When you were a small kid, what did you want to be when you grew up? A race car driver? A doctor? A park ranger?
Did you have hopes of joining the millions of people in the professional cleaning industry?
Heck, ask most people in the cleaning industry how they ended up in it, and most will say they fell into it. They answered a job ad, took a second job to pay for a big expense or offered to help out a friend for a weekend.
Current figures suggest approximately 2.5 million people work as cleaners in the U.S., and that’s probably a conservative estimate. But a lot of the people who begin working in the industry quit shortly after they start.
This happens for a lot of reasons—reasons you already know.
It’s hard work.
It doesn’t pay much.
It gets little respect.
Another thing we know? We’d be totally screwed without cleaning workers. Cleaning is essential for any high-performing organization—and society.
And right now, we’re experiencing a big issue of attracting and retaining talent. In Facility Cleaning Decision’s 2018 Reader Survey, staffing challenges were one of respondents’ top areas of concerns.
Historically low unemployment rates and stricter immigration policies are causing employers to look for alternative solutions, such as reducing frequencies and cross-training employees to cover labor shortages.
Changing Perceptions: It’s More than Just Dirty Work
Cleaning workers are an essential part of an organization. We know that, but in order to change the perceptions cleaning workers have of the work they do requires involvement from others within the organization.
A recent study looked at the social interactions of hospital cleaners and how those interactions impacted their perceived self worth. It looked at what researchers called “valuing acts” that cleaners experienced throughout the day and how those experiences made them feel.
Researchers stated, “A hospital’s effectiveness depends on the work of the cleaning staff…Those who clean hospitals ensure a safe and sanitary environment for the execution of routine and complicated medical procedures.” (p. 14)
So while the researchers recognized contribution of cleaners, they found their critical role wasn’t recognized by other people in the hospital.
Here’s what they found:
- Many cleaners recognize the importance of their work and take “great pride” in it.
- Their self worth is tied to social encounters they experience on the job — encounters with other people in the building, such as patients, nurses and doctors.
- Simple acts, like a doctor or nurse getting out of the way when the cleaner is pushing a cart through the hallway or acknowledging their presence with a simple nod contributes to a cleaning worker feeling valued.
- On the opposite side, acts like not cleaning up after themselves (e.g. not picking up paper that has fallen beside the waste basket or a spill for which they’re responsible) along with not involving them in a hospital wide event may contribute to the cleaners feeling unappreciated.
Ultimately, seemingly small gestures can leave a big impact on cleaning workers and can help them feel more valued—or devalued—within an organization.
How can we KEEP more cleaning workers?
Few people grow up wanting to be in the cleaning industry.
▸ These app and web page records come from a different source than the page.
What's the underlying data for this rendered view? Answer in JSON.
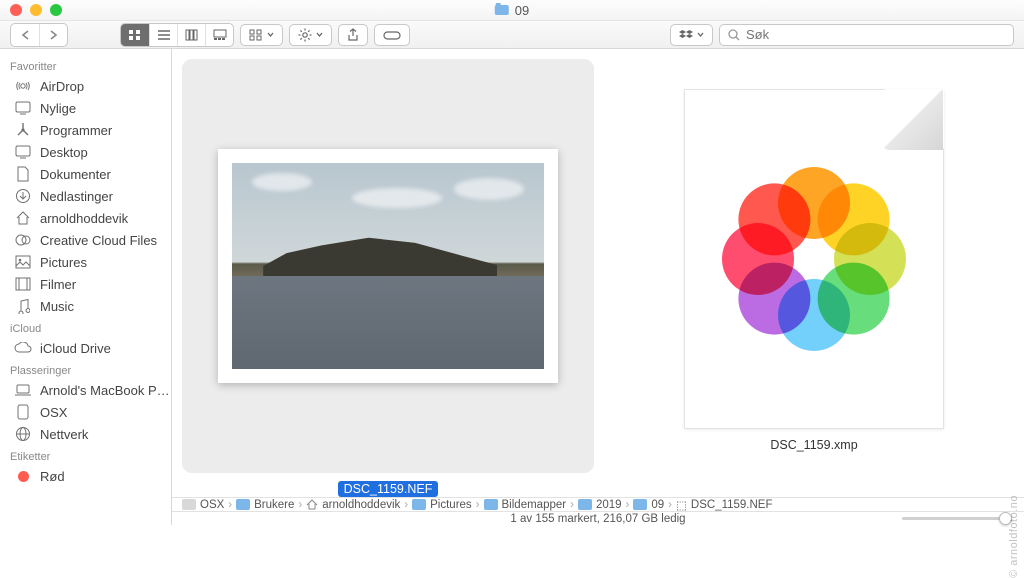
{
  "window": {
    "title": "09"
  },
  "search": {
    "placeholder": "Søk"
  },
  "sidebar": {
    "sections": [
      {
        "heading": "Favoritter",
        "items": [
          {
            "label": "AirDrop",
            "icon": "airdrop-icon"
          },
          {
            "label": "Nylige",
            "icon": "recents-icon"
          },
          {
            "label": "Programmer",
            "icon": "applications-icon"
          },
          {
            "label": "Desktop",
            "icon": "desktop-icon"
          },
          {
            "label": "Dokumenter",
            "icon": "documents-icon"
          },
          {
            "label": "Nedlastinger",
            "icon": "downloads-icon"
          },
          {
            "label": "arnoldhoddevik",
            "icon": "home-icon"
          },
          {
            "label": "Creative Cloud Files",
            "icon": "creative-cloud-icon"
          },
          {
            "label": "Pictures",
            "icon": "pictures-icon"
          },
          {
            "label": "Filmer",
            "icon": "movies-icon"
          },
          {
            "label": "Music",
            "icon": "music-icon"
          }
        ]
      },
      {
        "heading": "iCloud",
        "items": [
          {
            "label": "iCloud Drive",
            "icon": "icloud-icon"
          }
        ]
      },
      {
        "heading": "Plasseringer",
        "items": [
          {
            "label": "Arnold's MacBook P…",
            "icon": "laptop-icon"
          },
          {
            "label": "OSX",
            "icon": "disk-icon"
          },
          {
            "label": "Nettverk",
            "icon": "network-icon"
          }
        ]
      },
      {
        "heading": "Etiketter",
        "items": [
          {
            "label": "Rød",
            "icon": "tag-red",
            "color": "#ff5b4f"
          }
        ]
      }
    ]
  },
  "files": {
    "item1": {
      "name": "DSC_1159.NEF",
      "selected": true
    },
    "item2": {
      "name": "DSC_1159.xmp",
      "selected": false
    }
  },
  "pathbar": {
    "segments": [
      {
        "label": "OSX",
        "kind": "drive"
      },
      {
        "label": "Brukere",
        "kind": "folder"
      },
      {
        "label": "arnoldhoddevik",
        "kind": "home"
      },
      {
        "label": "Pictures",
        "kind": "folder"
      },
      {
        "label": "Bildemapper",
        "kind": "folder"
      },
      {
        "label": "2019",
        "kind": "folder"
      },
      {
        "label": "09",
        "kind": "folder"
      },
      {
        "label": "DSC_1159.NEF",
        "kind": "file"
      }
    ]
  },
  "status": {
    "text": "1 av 155 markert, 216,07 GB ledig"
  },
  "watermark": "© arnoldfoto.no"
}
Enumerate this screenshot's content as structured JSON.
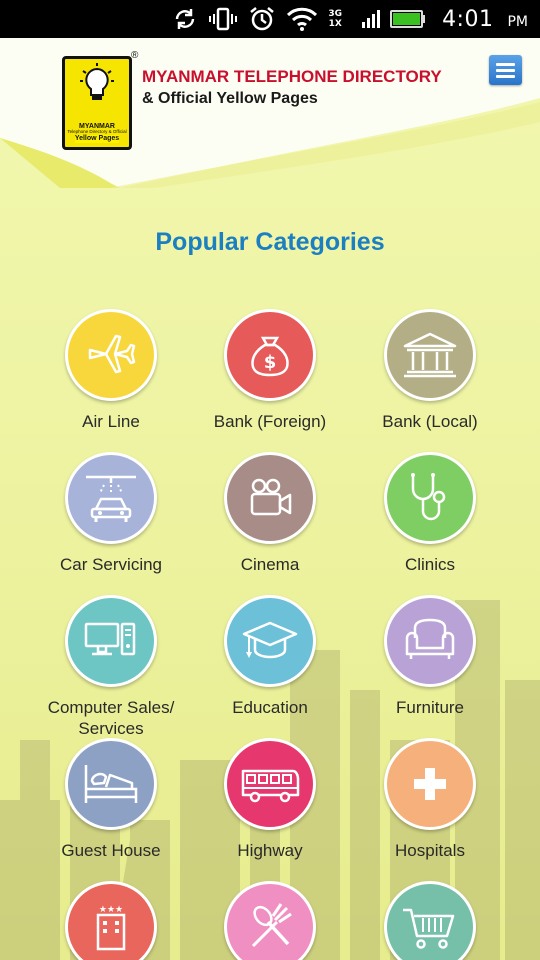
{
  "status_bar": {
    "time": "4:01",
    "ampm": "PM",
    "network": "3G",
    "network2": "1X",
    "signal_label": "2"
  },
  "header": {
    "logo": {
      "line1": "MYANMAR",
      "line2": "Telephone Directory & Official",
      "line3": "Yellow Pages",
      "registered": "®"
    },
    "title": "MYANMAR TELEPHONE DIRECTORY",
    "subtitle": "& Official Yellow Pages",
    "menu_icon": "hamburger-icon"
  },
  "section_title": "Popular Categories",
  "categories": [
    {
      "label": "Air Line",
      "icon": "airplane-icon",
      "color": "#f8d73c"
    },
    {
      "label": "Bank (Foreign)",
      "icon": "money-bag-icon",
      "color": "#e65a5a"
    },
    {
      "label": "Bank (Local)",
      "icon": "bank-building-icon",
      "color": "#b3ae86"
    },
    {
      "label": "Car Servicing",
      "icon": "car-wash-icon",
      "color": "#a7b3d8"
    },
    {
      "label": "Cinema",
      "icon": "video-camera-icon",
      "color": "#a88c88"
    },
    {
      "label": "Clinics",
      "icon": "stethoscope-icon",
      "color": "#7fce63"
    },
    {
      "label": "Computer Sales/",
      "label2": "Services",
      "icon": "computer-icon",
      "color": "#6ec6c4"
    },
    {
      "label": "Education",
      "icon": "graduation-cap-icon",
      "color": "#6cc0d8"
    },
    {
      "label": "Furniture",
      "icon": "armchair-icon",
      "color": "#b9a2d6"
    },
    {
      "label": "Guest House",
      "icon": "bed-icon",
      "color": "#8da1c4"
    },
    {
      "label": "Highway",
      "icon": "bus-icon",
      "color": "#e6386e"
    },
    {
      "label": "Hospitals",
      "icon": "plus-icon",
      "color": "#f6b07c"
    },
    {
      "label": "",
      "icon": "hotel-icon",
      "color": "#e8665c"
    },
    {
      "label": "",
      "icon": "restaurant-icon",
      "color": "#f08fc2"
    },
    {
      "label": "",
      "icon": "shopping-cart-icon",
      "color": "#76bfa9"
    }
  ]
}
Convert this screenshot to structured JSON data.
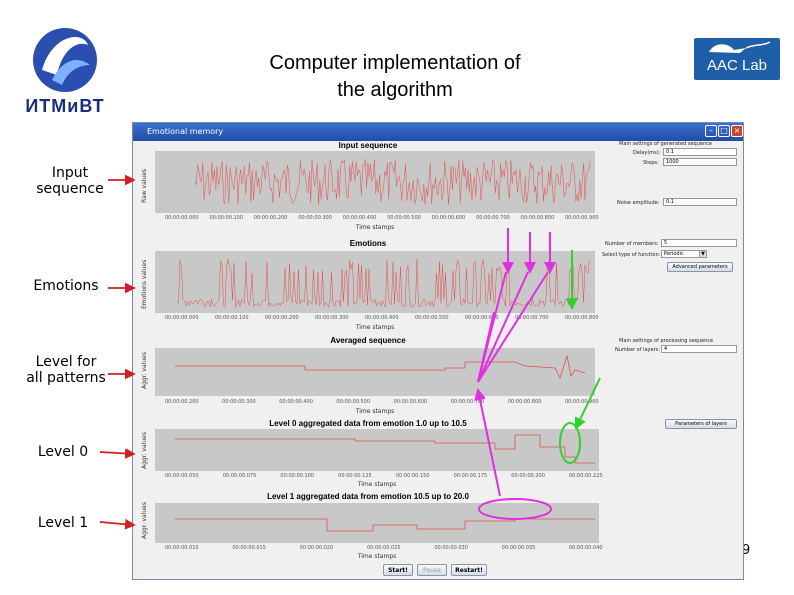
{
  "slide": {
    "title_line1": "Computer implementation of",
    "title_line2": "the algorithm",
    "page_number": "9",
    "left_logo_text": "ИТМиВТ",
    "right_logo_text": "AAC Lab"
  },
  "side_labels": {
    "input_sequence": "Input\nsequence",
    "emotions": "Emotions",
    "level_all": "Level for\nall patterns",
    "level0": "Level 0",
    "level1": "Level 1"
  },
  "window": {
    "title": "Emotional memory"
  },
  "panels": {
    "input": {
      "title": "Input sequence",
      "ylabel": "Raw values",
      "xlabel": "Time stamps",
      "ticks": [
        "00:00:00.000",
        "00:00:00.100",
        "00:00:00.200",
        "00:00:00.300",
        "00:00:00.400",
        "00:00:00.500",
        "00:00:00.600",
        "00:00:00.700",
        "00:00:00.800",
        "00:00:00.900"
      ]
    },
    "emotions": {
      "title": "Emotions",
      "ylabel": "Emotions values",
      "xlabel": "Time stamps",
      "ticks": [
        "00:00:00.000",
        "00:00:00.100",
        "00:00:00.200",
        "00:00:00.300",
        "00:00:00.400",
        "00:00:00.500",
        "00:00:00.600",
        "00:00:00.700",
        "00:00:00.800"
      ]
    },
    "averaged": {
      "title": "Averaged sequence",
      "ylabel": "Aggr. values",
      "xlabel": "Time stamps",
      "ticks": [
        "00:00:00.200",
        "00:00:00.300",
        "00:00:00.400",
        "00:00:00.500",
        "00:00:00.600",
        "00:00:00.700",
        "00:00:00.800",
        "00:00:00.900"
      ]
    },
    "level0": {
      "title": "Level 0 aggregated data from emotion 1.0 up to 10.5",
      "ylabel": "Aggr. values",
      "xlabel": "Time stamps",
      "ticks": [
        "00:00:00.050",
        "00:00:00.075",
        "00:00:00.100",
        "00:00:00.125",
        "00:00:00.150",
        "00:00:00.175",
        "00:00:00.200",
        "00:00:00.225"
      ]
    },
    "level1": {
      "title": "Level 1 aggregated data from emotion 10.5 up to 20.0",
      "ylabel": "Aggr. values",
      "xlabel": "Time stamps",
      "ticks": [
        "00:00:00.010",
        "00:00:00.015",
        "00:00:00.020",
        "00:00:00.025",
        "00:00:00.030",
        "00:00:00.035",
        "00:00:00.040"
      ]
    }
  },
  "controls": {
    "generated_header": "Main settings of generated sequence",
    "delay_label": "Delay(ms):",
    "delay_value": "0.1",
    "steps_label": "Steps:",
    "steps_value": "1000",
    "noise_label": "Noise amplitude:",
    "noise_value": "0.1",
    "num_members_label": "Number of members:",
    "num_members_value": "5",
    "func_type_label": "Select type of function:",
    "func_type_value": "Periodic",
    "advanced_button": "Advanced parameters",
    "processing_header": "Main settings of processing sequence",
    "layers_label": "Number of layers:",
    "layers_value": "4",
    "layers_button": "Parameters of layers",
    "start_button": "Start!",
    "pause_button": "Pause",
    "restart_button": "Restart!"
  },
  "colors": {
    "series": "#e05050",
    "panel_bg": "#c8c8c8",
    "annotation_magenta": "#e030e0",
    "annotation_green": "#30d030",
    "arrow_red": "#d02020"
  }
}
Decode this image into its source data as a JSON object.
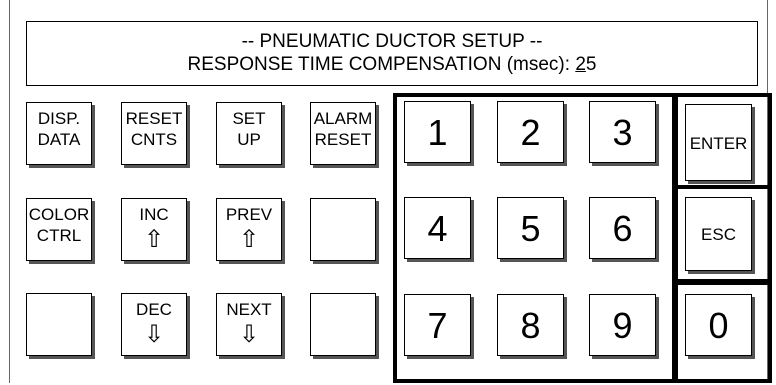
{
  "header": {
    "title": "-- PNEUMATIC DUCTOR SETUP --",
    "subtitle_prefix": "RESPONSE TIME COMPENSATION (msec): ",
    "subtitle_value_first": "2",
    "subtitle_value_rest": "5"
  },
  "function_keys": {
    "disp_data": [
      "DISP.",
      "DATA"
    ],
    "reset_cnts": [
      "RESET",
      "CNTS"
    ],
    "set_up": [
      "SET",
      "UP"
    ],
    "alarm_reset": [
      "ALARM",
      "RESET"
    ],
    "color_ctrl": [
      "COLOR",
      "CTRL"
    ],
    "inc": "INC",
    "prev": "PREV",
    "dec": "DEC",
    "next": "NEXT"
  },
  "icons": {
    "inc": "arrow-up-outline-icon",
    "prev": "arrow-up-outline-icon",
    "dec": "arrow-down-outline-icon",
    "next": "arrow-down-outline-icon"
  },
  "keypad": [
    "1",
    "2",
    "3",
    "4",
    "5",
    "6",
    "7",
    "8",
    "9",
    "0"
  ],
  "enter_label": "ENTER",
  "esc_label": "ESC"
}
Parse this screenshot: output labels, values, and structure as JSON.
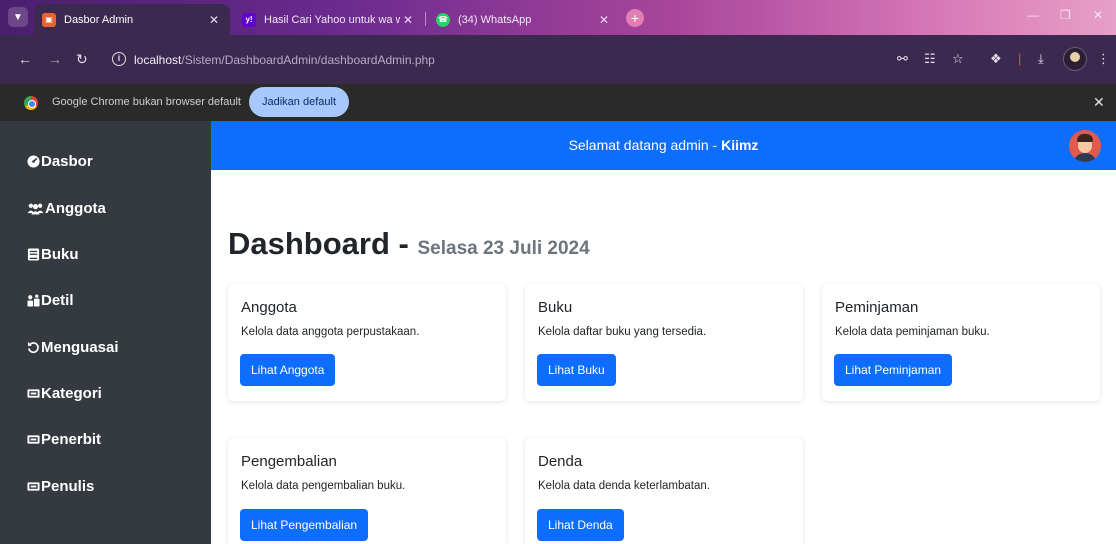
{
  "browser": {
    "tabs": [
      {
        "title": "Dasbor Admin",
        "favicon": "dashboard-favicon",
        "active": true
      },
      {
        "title": "Hasil Cari Yahoo untuk wa web",
        "favicon": "yahoo-favicon",
        "active": false
      },
      {
        "title": "(34) WhatsApp",
        "favicon": "whatsapp-favicon",
        "active": false
      }
    ],
    "url_host": "localhost",
    "url_path": "/Sistem/DashboardAdmin/dashboardAdmin.php",
    "infobar_message": "Google Chrome bukan browser default",
    "infobar_button": "Jadikan default"
  },
  "sidebar": {
    "items": [
      {
        "label": "Dasbor",
        "icon": "dashboard-icon"
      },
      {
        "label": "Anggota",
        "icon": "users-icon"
      },
      {
        "label": "Buku",
        "icon": "book-icon"
      },
      {
        "label": "Detil",
        "icon": "detail-icon"
      },
      {
        "label": "Menguasai",
        "icon": "rotate-icon"
      },
      {
        "label": "Kategori",
        "icon": "ticket-icon"
      },
      {
        "label": "Penerbit",
        "icon": "ticket-icon"
      },
      {
        "label": "Penulis",
        "icon": "ticket-icon"
      }
    ]
  },
  "header": {
    "welcome_prefix": "Selamat datang admin - ",
    "user_name": "Kiimz"
  },
  "main": {
    "title": "Dashboard",
    "separator": " - ",
    "date": "Selasa 23 Juli 2024",
    "cards": [
      {
        "title": "Anggota",
        "text": "Kelola data anggota perpustakaan.",
        "button": "Lihat Anggota"
      },
      {
        "title": "Buku",
        "text": "Kelola daftar buku yang tersedia.",
        "button": "Lihat Buku"
      },
      {
        "title": "Peminjaman",
        "text": "Kelola data peminjaman buku.",
        "button": "Lihat Peminjaman"
      },
      {
        "title": "Pengembalian",
        "text": "Kelola data pengembalian buku.",
        "button": "Lihat Pengembalian"
      },
      {
        "title": "Denda",
        "text": "Kelola data denda keterlambatan.",
        "button": "Lihat Denda"
      }
    ]
  },
  "colors": {
    "primary": "#0d6efd",
    "sidebar_bg": "#343a40"
  }
}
The goal is to KEEP them in our industry once they get here.
How can you do this? Try following the KEEP acronym:
Keep employees at the forefront. Take the time to talk to your staff members and get to know them. Listen to them and learn the names of people in their families. Ask them questions and show you’re interested in them as a person, not just as a work.
Explain the importance of what they do. Help them understand the importance of their role. Make sure they know that cleaning isn’t just about helping a building look nice, but it’s about keeping people in that building stay healthy and safe too.
Empower them with training and advancement opportunities. Cleaning workers are one of the best customer service tools in your building. Empower them with training so they understand how to interact with others in the building and strategies to do their jobs better so they can be promoted and grow within their career.
Preach their importance to other people in the building. In a hospital, that might be doctors and nurses, in a school, that could be students and teachers. The key is that other people in the facility have a greater appreciation for how cleaning workers help them.
Studies routinely show that more engaged workers are higher performing. Showing workers that you truly value them will help KEEP them on your team in a competitive job market.
Check it out!
The short film “Keepers of the House” aims to highlight the importance cleaning workers. Developed to educate others in a hospital about the vital role housekeeping/custodial workers play in developing an environment of care, the film will be used as a learning tool to help create better, stronger businesses.